Noah Riseman, Mick Dodson and Craig Greene based themselves in Perth while Allison and Mary Anne headed to Albany where Vernice Gillies and Malcolm Traill made us very welcome at the Western Australian Museum 31 August to 1 September. Vernice Gillies organised several community members to come in and shared her own stories about her Great Uncle Jack’s World War 2 service in New Guinea, which included being taken prisoner by the Japanese. She spoke about the impact his service had upon his later life and on the family more generally. Vernice also talked about her father’s experience with Italian internees during the war, and about her mother’s stolen generation story.
Aden Eades and his sister Eliza Woods spoke to us about the World War 2 service of their father Frederick Eades, who spent the first years of the war working on a cargo ship and as a labourer before joining the AIF in 1942 and serving in Borneo. Frederick enlisted willingly, but did not receive recognition when he returned from the war, nor did he receive benefits or land. Indeed, it was particularly galling for him that those with whom he served in the war received grants of land. Both Eliza and Aden feel strongly that all aboriginal servicemen and women deserve much greater recognition.
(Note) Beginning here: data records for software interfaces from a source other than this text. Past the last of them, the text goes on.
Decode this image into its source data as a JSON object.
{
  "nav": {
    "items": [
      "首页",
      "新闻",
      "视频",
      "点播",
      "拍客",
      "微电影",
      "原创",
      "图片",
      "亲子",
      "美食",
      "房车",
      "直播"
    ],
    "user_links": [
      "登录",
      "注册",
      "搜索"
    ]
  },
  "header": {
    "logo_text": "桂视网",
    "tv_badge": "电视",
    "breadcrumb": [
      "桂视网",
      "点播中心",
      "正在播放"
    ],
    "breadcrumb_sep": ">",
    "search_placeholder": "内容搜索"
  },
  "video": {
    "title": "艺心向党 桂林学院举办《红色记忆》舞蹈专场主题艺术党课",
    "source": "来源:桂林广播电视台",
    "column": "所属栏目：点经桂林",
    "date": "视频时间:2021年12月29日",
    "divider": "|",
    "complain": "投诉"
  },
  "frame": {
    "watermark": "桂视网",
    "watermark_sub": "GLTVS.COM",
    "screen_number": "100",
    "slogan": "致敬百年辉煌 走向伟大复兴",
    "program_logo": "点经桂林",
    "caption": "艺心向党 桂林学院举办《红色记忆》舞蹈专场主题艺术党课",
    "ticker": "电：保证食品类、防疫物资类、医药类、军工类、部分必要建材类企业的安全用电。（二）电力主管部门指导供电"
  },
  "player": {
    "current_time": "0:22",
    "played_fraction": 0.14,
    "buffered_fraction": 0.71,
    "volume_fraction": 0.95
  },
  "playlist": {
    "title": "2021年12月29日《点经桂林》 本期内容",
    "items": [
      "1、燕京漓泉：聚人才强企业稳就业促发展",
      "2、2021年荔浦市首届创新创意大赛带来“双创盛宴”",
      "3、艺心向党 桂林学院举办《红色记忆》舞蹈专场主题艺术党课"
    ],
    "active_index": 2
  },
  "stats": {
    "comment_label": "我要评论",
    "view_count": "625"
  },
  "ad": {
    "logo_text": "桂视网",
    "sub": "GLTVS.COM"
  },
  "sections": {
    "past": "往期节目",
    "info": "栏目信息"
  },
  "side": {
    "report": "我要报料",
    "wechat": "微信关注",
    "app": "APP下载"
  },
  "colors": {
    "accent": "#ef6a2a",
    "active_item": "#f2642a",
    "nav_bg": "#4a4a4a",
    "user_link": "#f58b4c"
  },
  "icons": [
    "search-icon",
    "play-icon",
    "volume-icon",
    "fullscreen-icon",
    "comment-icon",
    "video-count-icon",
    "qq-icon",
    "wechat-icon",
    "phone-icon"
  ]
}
Lester Coyne discussed his uncle’s service, and his family and people’s relationship with war. Lester’s uncle Jack served during in the Pacific during World War 2,and Lester’s father was in charge of Italian internees and POWs during the same war. Lester’s family did not receive soldier settlement, much to their disappointment, but did work on land clearing on others’ plots. Lester discusses at length themes such as the environment, the evil of war, the Stolen Generations, the concept of ‘blood’ in determining aboriginality, family discipline and African-American soldiers in Australia. John Edwards also told us a story about an unidentified Aboriginal soldier from Esperance who undertook a daring rescue in World War 2.